REQUIRED ACTION
Print every line of the data word for word.

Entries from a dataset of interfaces
__________

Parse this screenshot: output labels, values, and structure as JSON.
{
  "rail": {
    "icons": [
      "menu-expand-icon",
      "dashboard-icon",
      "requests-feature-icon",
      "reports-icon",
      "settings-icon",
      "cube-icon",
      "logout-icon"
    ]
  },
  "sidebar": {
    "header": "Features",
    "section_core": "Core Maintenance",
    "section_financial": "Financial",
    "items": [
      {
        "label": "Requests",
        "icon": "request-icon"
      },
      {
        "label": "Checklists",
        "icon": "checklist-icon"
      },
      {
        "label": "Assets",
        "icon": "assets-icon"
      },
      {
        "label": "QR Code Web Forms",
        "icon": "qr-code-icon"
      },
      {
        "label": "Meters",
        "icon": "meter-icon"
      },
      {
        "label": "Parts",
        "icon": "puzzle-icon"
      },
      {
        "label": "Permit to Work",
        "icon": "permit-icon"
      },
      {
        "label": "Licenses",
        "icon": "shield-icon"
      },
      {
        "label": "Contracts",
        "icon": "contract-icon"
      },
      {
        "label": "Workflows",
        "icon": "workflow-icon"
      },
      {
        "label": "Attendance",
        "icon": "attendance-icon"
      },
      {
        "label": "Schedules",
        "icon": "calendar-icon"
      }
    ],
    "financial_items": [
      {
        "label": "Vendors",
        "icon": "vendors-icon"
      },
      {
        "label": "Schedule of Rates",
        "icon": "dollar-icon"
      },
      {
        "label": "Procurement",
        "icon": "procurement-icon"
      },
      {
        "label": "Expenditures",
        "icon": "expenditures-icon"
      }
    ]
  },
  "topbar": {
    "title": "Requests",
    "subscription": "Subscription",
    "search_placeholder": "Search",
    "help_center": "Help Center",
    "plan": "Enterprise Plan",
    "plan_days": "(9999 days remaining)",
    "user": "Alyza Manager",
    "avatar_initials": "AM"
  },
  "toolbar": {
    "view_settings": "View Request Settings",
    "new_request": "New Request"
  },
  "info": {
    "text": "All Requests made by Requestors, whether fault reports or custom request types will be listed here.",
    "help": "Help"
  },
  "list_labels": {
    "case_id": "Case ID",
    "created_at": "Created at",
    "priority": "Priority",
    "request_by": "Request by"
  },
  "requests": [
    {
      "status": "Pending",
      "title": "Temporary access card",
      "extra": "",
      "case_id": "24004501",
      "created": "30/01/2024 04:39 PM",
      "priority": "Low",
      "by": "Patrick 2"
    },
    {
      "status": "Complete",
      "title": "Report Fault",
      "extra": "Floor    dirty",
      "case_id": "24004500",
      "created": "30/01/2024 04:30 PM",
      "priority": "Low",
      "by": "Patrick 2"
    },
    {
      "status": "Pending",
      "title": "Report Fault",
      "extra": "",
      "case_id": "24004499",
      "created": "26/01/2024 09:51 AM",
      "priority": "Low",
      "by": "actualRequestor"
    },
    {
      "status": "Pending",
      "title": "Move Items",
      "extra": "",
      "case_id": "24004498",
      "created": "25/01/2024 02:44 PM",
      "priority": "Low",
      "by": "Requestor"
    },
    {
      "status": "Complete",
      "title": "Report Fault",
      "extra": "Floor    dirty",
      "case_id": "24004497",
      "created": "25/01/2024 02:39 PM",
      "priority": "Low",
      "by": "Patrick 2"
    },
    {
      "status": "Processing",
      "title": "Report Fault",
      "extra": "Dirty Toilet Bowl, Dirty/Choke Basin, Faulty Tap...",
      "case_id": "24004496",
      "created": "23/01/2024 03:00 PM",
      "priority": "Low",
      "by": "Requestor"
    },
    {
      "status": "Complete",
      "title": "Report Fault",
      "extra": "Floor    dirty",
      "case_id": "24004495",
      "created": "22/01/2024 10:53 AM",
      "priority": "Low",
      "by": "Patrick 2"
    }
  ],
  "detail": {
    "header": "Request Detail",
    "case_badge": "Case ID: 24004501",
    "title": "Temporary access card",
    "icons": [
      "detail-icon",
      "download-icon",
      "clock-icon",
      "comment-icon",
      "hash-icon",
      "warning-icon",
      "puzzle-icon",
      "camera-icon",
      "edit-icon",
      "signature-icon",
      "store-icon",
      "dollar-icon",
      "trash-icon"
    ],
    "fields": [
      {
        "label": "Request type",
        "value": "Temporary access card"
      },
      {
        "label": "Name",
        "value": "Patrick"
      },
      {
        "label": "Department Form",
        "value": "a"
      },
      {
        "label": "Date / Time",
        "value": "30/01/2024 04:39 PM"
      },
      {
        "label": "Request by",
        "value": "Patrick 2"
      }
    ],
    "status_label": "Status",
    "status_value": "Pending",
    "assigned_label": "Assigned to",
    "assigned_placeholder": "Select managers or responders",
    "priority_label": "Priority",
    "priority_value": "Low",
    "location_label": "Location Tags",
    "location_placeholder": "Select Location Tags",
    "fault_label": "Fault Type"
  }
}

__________

WRITTEN SOLUTION
Parse this screenshot: output labels, values, and structure as JSON.
{
  "rail": {
    "icons": [
      "menu-expand-icon",
      "dashboard-icon",
      "requests-feature-icon",
      "reports-icon",
      "settings-icon",
      "cube-icon",
      "logout-icon"
    ]
  },
  "sidebar": {
    "header": "Features",
    "section_core": "Core Maintenance",
    "section_financial": "Financial",
    "items": [
      {
        "label": "Requests",
        "icon": "request-icon"
      },
      {
        "label": "Checklists",
        "icon": "checklist-icon"
      },
      {
        "label": "Assets",
        "icon": "assets-icon"
      },
      {
        "label": "QR Code Web Forms",
        "icon": "qr-code-icon"
      },
      {
        "label": "Meters",
        "icon": "meter-icon"
      },
      {
        "label": "Parts",
        "icon": "puzzle-icon"
      },
      {
        "label": "Permit to Work",
        "icon": "permit-icon"
      },
      {
        "label": "Licenses",
        "icon": "shield-icon"
      },
      {
        "label": "Contracts",
        "icon": "contract-icon"
      },
      {
        "label": "Workflows",
        "icon": "workflow-icon"
      },
      {
        "label": "Attendance",
        "icon": "attendance-icon"
      },
      {
        "label": "Schedules",
        "icon": "calendar-icon"
      }
    ],
    "financial_items": [
      {
        "label": "Vendors",
        "icon": "vendors-icon"
      },
      {
        "label": "Schedule of Rates",
        "icon": "dollar-icon"
      },
      {
        "label": "Procurement",
        "icon": "procurement-icon"
      },
      {
        "label": "Expenditures",
        "icon": "expenditures-icon"
      }
    ]
  },
  "topbar": {
    "title": "Requests",
    "subscription": "Subscription",
    "search_placeholder": "Search",
    "help_center": "Help Center",
    "plan": "Enterprise Plan",
    "plan_days": "(9999 days remaining)",
    "user": "Alyza Manager",
    "avatar_initials": "AM"
  },
  "toolbar": {
    "view_settings": "View Request Settings",
    "new_request": "New Request"
  },
  "info": {
    "text": "All Requests made by Requestors, whether fault reports or custom request types will be listed here.",
    "help": "Help"
  },
  "list_labels": {
    "case_id": "Case ID",
    "created_at": "Created at",
    "priority": "Priority",
    "request_by": "Request by"
  },
  "requests": [
    {
      "status": "Pending",
      "title": "Temporary access card",
      "extra": "",
      "case_id": "24004501",
      "created": "30/01/2024 04:39 PM",
      "priority": "Low",
      "by": "Patrick 2"
    },
    {
      "status": "Complete",
      "title": "Report Fault",
      "extra": "Floor    dirty",
      "case_id": "24004500",
      "created": "30/01/2024 04:30 PM",
      "priority": "Low",
      "by": "Patrick 2"
    },
    {
      "status": "Pending",
      "title": "Report Fault",
      "extra": "",
      "case_id": "24004499",
      "created": "26/01/2024 09:51 AM",
      "priority": "Low",
      "by": "actualRequestor"
    },
    {
      "status": "Pending",
      "title": "Move Items",
      "extra": "",
      "case_id": "24004498",
      "created": "25/01/2024 02:44 PM",
      "priority": "Low",
      "by": "Requestor"
    },
    {
      "status": "Complete",
      "title": "Report Fault",
      "extra": "Floor    dirty",
      "case_id": "24004497",
      "created": "25/01/2024 02:39 PM",
      "priority": "Low",
      "by": "Patrick 2"
    },
    {
      "status": "Processing",
      "title": "Report Fault",
      "extra": "Dirty Toilet Bowl, Dirty/Choke Basin, Faulty Tap...",
      "case_id": "24004496",
      "created": "23/01/2024 03:00 PM",
      "priority": "Low",
      "by": "Requestor"
    },
    {
      "status": "Complete",
      "title": "Report Fault",
      "extra": "Floor    dirty",
      "case_id": "24004495",
      "created": "22/01/2024 10:53 AM",
      "priority": "Low",
      "by": "Patrick 2"
    }
  ],
  "detail": {
    "header": "Request Detail",
    "case_badge": "Case ID: 24004501",
    "title": "Temporary access card",
    "icons": [
      "detail-icon",
      "download-icon",
      "clock-icon",
      "comment-icon",
      "hash-icon",
      "warning-icon",
      "puzzle-icon",
      "camera-icon",
      "edit-icon",
      "signature-icon",
      "store-icon",
      "dollar-icon",
      "trash-icon"
    ],
    "fields": [
      {
        "label": "Request type",
        "value": "Temporary access card"
      },
      {
        "label": "Name",
        "value": "Patrick"
      },
      {
        "label": "Department Form",
        "value": "a"
      },
      {
        "label": "Date / Time",
        "value": "30/01/2024 04:39 PM"
      },
      {
        "label": "Request by",
        "value": "Patrick 2"
      }
    ],
    "status_label": "Status",
    "status_value": "Pending",
    "assigned_label": "Assigned to",
    "assigned_placeholder": "Select managers or responders",
    "priority_label": "Priority",
    "priority_value": "Low",
    "location_label": "Location Tags",
    "location_placeholder": "Select Location Tags",
    "fault_label": "Fault Type"
  }
}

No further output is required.